(Material provided begins)
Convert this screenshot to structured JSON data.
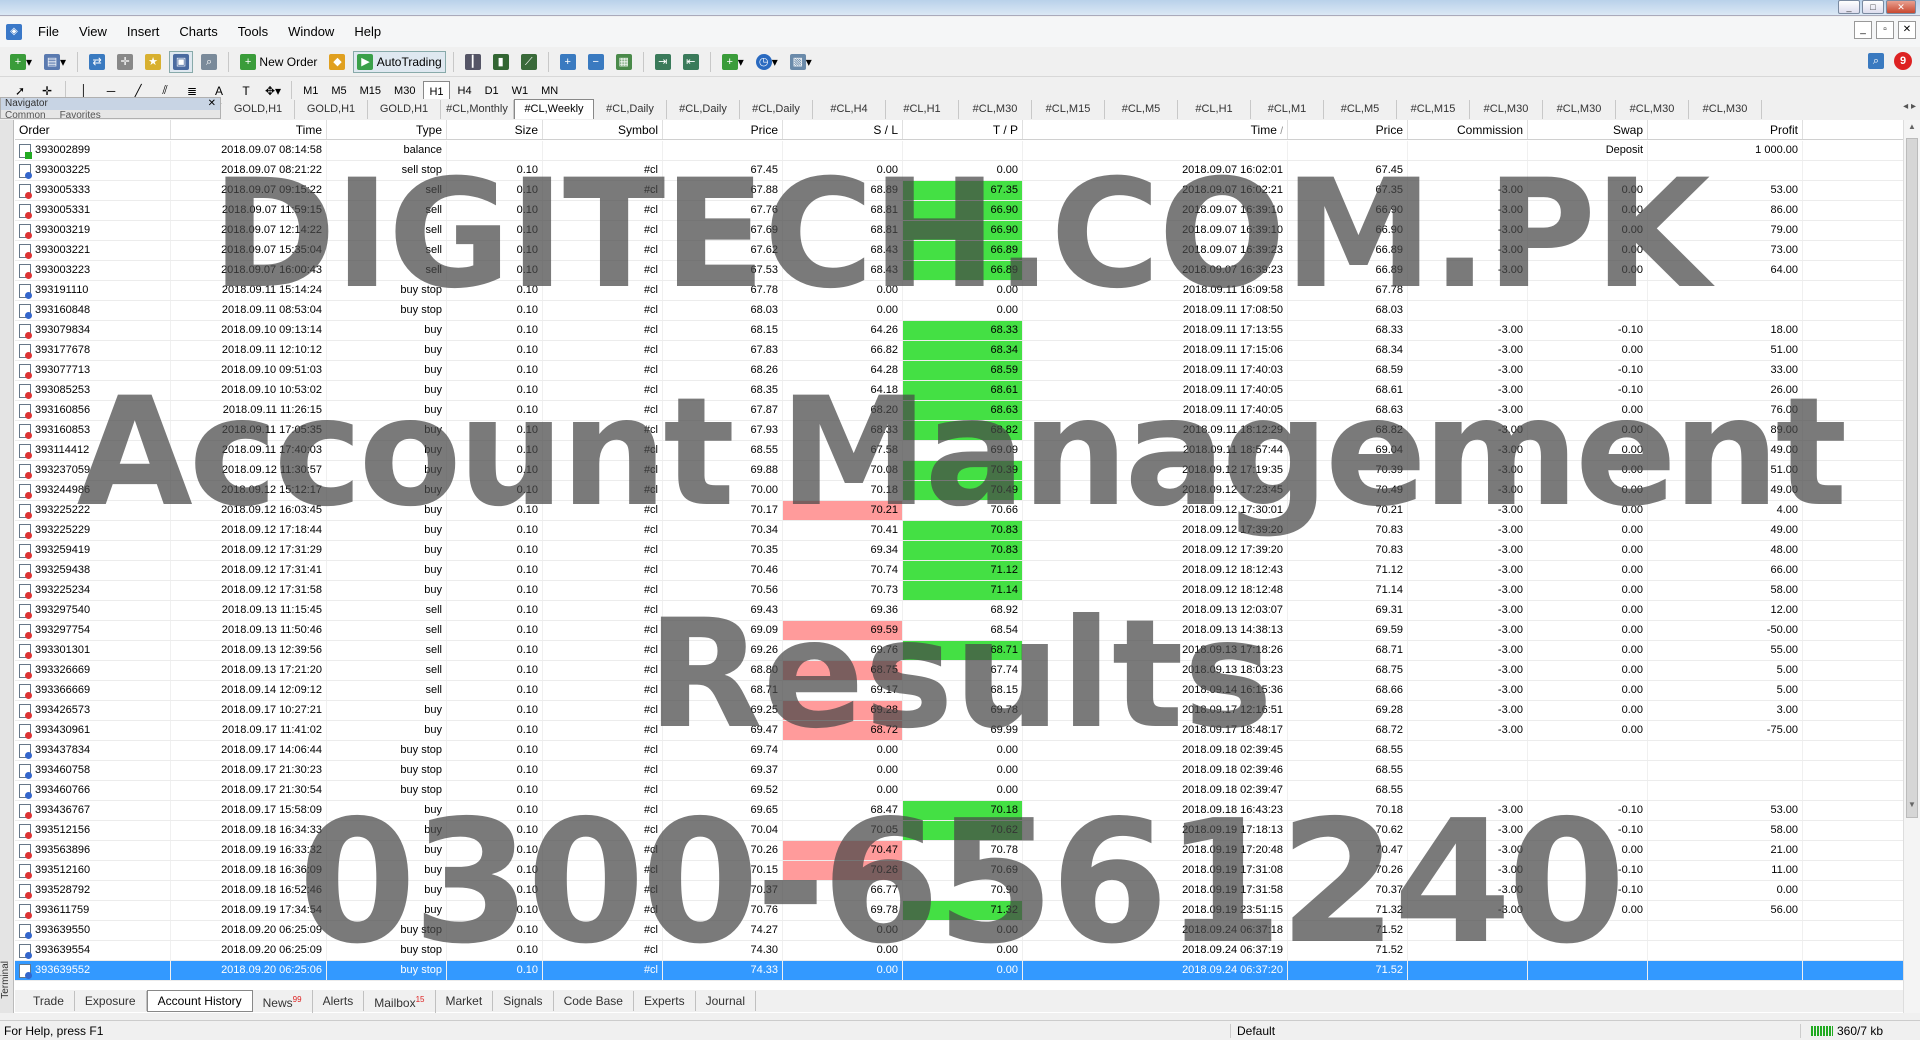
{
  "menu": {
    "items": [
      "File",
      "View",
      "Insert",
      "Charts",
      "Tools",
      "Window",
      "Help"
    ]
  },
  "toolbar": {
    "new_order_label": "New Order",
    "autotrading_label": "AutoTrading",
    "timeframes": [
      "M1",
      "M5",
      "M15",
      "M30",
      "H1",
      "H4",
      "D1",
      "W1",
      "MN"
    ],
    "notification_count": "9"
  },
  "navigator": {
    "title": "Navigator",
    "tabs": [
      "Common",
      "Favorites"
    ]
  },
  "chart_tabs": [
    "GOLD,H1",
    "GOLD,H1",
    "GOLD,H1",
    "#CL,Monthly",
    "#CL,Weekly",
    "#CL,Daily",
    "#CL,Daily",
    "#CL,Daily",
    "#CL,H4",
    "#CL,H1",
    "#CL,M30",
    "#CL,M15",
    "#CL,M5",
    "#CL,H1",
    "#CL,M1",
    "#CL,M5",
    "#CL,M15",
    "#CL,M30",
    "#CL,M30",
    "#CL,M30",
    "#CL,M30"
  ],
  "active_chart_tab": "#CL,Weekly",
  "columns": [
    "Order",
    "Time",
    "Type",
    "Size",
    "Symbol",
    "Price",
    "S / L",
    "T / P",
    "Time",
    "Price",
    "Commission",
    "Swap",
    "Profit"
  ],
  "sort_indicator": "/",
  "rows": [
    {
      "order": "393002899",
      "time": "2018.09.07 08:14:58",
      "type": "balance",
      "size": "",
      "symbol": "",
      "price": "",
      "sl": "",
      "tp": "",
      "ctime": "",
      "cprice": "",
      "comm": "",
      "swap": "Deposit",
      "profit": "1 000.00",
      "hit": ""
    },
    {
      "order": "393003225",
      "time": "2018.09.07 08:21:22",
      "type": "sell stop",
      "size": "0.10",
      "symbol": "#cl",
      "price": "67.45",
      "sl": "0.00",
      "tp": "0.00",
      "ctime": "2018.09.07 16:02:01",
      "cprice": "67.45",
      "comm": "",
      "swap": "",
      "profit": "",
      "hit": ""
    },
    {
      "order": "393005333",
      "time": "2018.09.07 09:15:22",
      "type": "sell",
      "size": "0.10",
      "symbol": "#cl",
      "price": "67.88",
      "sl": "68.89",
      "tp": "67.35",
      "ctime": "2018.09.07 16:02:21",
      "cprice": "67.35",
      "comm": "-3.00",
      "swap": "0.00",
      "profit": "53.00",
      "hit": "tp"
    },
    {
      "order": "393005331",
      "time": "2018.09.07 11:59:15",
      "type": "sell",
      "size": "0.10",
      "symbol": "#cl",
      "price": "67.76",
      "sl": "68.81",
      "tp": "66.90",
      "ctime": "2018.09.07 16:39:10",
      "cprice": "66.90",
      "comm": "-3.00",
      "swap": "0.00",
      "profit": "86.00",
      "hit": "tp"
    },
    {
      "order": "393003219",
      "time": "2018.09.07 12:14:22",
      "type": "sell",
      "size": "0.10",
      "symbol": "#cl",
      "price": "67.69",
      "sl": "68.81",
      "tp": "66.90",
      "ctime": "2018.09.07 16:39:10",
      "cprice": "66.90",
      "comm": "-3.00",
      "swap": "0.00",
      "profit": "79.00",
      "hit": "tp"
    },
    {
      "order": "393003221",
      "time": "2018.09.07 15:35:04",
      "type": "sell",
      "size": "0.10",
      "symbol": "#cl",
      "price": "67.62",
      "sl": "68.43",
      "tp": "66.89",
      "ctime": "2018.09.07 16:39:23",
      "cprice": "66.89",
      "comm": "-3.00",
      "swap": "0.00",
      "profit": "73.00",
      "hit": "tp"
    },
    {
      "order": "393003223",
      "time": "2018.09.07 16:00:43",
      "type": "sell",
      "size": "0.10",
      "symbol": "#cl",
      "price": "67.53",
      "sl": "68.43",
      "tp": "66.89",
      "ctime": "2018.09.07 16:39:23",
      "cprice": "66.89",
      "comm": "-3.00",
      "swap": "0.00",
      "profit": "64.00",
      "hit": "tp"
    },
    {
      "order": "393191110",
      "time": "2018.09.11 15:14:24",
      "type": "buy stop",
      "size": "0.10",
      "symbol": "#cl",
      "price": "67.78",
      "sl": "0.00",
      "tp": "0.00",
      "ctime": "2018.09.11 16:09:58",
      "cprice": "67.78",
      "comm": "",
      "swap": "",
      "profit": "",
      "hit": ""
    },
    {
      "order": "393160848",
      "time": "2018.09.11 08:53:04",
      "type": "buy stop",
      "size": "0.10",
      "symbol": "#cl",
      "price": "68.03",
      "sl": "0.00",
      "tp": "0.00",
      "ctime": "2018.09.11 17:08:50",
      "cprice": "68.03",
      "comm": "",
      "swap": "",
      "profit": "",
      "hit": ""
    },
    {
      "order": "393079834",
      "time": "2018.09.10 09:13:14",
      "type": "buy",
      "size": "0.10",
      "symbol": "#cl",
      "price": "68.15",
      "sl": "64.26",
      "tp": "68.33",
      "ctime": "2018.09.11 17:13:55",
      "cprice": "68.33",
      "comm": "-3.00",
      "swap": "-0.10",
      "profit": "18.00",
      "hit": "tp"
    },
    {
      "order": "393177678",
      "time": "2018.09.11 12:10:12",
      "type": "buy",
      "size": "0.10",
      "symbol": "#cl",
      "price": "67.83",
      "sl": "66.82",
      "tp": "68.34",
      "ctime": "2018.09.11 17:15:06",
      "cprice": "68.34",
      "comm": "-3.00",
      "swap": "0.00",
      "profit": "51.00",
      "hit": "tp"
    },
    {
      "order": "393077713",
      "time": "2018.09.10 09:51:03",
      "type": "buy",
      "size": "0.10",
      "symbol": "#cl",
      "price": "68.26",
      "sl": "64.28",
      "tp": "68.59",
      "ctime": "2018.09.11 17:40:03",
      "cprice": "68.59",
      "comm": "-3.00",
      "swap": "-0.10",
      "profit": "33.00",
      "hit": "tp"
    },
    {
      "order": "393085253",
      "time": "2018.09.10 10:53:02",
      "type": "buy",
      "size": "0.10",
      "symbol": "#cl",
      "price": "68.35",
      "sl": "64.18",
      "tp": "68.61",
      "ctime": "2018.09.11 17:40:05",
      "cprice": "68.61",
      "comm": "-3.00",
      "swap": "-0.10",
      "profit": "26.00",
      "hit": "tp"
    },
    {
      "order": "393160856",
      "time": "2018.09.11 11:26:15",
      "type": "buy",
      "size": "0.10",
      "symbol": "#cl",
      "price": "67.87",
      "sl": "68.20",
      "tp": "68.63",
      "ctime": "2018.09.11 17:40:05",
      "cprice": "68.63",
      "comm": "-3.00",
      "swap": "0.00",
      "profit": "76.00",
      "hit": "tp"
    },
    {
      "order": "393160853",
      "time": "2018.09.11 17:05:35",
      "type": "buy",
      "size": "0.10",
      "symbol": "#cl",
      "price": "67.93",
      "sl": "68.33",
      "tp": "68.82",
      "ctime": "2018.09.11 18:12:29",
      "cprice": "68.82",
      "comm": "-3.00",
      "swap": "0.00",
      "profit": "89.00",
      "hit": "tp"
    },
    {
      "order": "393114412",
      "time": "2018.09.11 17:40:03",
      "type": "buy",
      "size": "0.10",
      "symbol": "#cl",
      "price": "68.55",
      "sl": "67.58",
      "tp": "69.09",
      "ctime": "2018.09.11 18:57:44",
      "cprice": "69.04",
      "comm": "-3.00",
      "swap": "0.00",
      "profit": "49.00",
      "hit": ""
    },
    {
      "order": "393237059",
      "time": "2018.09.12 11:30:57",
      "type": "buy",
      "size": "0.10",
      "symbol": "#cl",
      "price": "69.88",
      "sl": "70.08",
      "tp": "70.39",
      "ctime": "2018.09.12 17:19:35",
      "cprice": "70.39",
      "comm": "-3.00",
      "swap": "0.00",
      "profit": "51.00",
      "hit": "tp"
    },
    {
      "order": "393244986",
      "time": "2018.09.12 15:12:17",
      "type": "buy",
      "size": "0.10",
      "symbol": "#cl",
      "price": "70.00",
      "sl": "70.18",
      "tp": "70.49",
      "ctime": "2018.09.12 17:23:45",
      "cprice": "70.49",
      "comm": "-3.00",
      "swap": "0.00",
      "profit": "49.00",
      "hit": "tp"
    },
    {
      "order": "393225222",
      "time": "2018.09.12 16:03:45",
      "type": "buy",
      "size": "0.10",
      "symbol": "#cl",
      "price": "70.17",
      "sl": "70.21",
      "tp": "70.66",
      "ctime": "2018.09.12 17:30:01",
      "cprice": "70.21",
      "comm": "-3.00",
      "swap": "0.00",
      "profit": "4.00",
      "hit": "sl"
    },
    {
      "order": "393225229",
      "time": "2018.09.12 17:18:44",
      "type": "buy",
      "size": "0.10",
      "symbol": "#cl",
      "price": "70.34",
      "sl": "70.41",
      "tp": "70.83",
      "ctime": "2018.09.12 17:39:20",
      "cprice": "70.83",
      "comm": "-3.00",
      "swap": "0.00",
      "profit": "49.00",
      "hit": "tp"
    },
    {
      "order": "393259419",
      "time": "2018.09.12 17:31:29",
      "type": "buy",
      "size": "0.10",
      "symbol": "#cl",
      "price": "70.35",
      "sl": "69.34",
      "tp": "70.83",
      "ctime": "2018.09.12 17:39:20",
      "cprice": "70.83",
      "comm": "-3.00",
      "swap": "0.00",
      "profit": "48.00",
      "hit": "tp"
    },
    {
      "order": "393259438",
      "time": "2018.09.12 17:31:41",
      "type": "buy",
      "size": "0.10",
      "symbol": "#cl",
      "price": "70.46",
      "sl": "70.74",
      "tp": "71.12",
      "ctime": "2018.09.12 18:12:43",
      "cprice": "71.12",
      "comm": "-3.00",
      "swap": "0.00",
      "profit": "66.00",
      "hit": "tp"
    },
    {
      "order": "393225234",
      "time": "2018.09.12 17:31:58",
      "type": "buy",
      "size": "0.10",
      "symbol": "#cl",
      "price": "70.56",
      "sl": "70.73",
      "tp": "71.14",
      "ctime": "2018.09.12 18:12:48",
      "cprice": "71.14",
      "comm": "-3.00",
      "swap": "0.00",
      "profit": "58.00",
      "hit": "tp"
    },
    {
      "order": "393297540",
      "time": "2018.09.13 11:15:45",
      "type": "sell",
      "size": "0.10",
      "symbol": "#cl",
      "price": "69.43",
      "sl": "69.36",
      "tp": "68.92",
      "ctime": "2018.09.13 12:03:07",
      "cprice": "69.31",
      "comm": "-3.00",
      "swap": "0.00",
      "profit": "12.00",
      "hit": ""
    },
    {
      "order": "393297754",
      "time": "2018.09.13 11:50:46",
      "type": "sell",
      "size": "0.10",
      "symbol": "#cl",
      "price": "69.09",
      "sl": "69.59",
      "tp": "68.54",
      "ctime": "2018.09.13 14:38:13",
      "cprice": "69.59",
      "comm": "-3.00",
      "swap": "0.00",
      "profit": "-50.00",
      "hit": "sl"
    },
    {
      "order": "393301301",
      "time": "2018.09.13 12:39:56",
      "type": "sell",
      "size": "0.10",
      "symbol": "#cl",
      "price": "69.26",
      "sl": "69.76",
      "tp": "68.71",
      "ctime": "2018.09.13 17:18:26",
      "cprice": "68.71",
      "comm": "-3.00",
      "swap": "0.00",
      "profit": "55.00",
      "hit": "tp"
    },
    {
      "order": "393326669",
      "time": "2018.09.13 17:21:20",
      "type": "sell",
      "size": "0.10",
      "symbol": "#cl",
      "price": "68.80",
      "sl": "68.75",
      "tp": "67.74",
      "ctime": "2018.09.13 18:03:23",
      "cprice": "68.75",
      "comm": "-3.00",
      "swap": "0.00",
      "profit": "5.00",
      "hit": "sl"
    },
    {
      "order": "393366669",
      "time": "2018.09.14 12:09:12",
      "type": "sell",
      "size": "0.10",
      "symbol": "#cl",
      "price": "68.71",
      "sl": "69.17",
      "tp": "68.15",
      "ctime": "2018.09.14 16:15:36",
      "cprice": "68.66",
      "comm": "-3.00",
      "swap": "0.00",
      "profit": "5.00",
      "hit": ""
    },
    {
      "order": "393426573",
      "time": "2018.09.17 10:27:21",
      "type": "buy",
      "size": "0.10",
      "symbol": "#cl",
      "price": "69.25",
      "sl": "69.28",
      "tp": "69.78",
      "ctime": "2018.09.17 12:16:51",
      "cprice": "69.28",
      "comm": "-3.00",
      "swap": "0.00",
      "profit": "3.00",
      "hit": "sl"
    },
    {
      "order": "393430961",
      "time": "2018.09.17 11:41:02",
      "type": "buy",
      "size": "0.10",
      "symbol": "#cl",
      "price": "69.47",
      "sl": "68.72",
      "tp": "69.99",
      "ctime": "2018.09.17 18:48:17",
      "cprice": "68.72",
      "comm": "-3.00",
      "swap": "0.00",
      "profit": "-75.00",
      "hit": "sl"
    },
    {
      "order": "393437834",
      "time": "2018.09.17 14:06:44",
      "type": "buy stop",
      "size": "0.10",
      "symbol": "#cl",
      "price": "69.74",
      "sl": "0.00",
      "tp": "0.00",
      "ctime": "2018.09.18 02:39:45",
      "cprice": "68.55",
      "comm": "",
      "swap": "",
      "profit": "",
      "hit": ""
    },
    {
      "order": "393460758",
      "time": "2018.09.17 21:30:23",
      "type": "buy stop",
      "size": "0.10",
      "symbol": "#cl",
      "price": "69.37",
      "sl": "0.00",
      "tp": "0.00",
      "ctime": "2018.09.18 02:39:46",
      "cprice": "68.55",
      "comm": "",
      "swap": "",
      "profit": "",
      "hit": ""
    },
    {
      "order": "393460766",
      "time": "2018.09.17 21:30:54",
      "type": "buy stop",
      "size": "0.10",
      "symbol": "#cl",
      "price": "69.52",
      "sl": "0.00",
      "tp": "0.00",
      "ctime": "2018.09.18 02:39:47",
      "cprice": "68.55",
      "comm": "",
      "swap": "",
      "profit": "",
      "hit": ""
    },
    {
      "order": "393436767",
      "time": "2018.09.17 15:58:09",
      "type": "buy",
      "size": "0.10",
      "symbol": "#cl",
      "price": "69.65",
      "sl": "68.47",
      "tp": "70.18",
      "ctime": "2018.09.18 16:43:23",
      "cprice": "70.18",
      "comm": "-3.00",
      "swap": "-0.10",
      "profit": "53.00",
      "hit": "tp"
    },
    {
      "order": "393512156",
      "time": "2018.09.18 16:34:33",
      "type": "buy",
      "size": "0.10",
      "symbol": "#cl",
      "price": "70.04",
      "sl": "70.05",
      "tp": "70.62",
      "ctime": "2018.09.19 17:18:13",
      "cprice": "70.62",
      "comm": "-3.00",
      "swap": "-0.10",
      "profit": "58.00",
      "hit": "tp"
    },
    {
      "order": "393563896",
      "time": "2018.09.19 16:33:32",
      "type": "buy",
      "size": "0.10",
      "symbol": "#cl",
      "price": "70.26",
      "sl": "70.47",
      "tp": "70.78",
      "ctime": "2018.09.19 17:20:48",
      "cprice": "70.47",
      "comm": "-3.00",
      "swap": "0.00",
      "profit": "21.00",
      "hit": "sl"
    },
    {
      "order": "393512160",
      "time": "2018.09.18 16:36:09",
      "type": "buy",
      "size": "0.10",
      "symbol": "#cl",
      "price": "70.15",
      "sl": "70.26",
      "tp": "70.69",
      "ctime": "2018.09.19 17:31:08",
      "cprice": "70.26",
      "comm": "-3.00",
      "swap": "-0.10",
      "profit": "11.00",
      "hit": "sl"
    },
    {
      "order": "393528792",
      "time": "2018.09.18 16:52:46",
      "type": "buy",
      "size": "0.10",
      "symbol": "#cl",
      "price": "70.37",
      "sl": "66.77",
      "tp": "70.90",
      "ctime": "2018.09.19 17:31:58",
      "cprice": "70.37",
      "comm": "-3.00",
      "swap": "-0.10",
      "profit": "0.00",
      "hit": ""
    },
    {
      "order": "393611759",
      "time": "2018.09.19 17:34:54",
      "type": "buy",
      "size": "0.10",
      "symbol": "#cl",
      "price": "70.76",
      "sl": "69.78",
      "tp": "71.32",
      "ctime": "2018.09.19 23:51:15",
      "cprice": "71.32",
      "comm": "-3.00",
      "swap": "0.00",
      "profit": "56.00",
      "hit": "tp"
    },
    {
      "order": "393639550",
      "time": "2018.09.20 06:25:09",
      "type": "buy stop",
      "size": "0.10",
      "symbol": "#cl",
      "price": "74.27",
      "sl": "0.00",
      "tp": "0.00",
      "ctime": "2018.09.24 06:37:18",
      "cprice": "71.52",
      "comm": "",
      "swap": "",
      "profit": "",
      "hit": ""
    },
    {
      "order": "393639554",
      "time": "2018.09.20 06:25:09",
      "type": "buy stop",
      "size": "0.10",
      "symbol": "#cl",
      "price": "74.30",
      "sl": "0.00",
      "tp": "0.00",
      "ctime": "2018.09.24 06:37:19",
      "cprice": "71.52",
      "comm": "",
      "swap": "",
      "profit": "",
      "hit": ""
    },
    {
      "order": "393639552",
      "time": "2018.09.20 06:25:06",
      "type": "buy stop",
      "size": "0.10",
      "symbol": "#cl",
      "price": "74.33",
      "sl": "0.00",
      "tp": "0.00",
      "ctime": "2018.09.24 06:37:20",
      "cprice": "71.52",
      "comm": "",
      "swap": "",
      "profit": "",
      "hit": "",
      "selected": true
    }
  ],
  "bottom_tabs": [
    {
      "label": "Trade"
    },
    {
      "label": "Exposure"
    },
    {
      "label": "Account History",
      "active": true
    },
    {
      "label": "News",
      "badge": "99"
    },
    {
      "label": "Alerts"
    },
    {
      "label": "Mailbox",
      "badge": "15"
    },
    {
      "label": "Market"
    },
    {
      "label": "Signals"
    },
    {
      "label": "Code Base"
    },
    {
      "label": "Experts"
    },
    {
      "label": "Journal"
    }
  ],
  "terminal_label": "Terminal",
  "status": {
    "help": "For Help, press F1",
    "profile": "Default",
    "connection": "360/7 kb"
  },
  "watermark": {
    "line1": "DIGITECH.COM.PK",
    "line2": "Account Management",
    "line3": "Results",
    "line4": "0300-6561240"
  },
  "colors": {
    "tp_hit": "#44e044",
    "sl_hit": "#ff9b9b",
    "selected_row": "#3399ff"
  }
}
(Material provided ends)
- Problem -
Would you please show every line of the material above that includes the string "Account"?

- Result of this exercise -
      "label": "Account History",
    "line2": "Account Management",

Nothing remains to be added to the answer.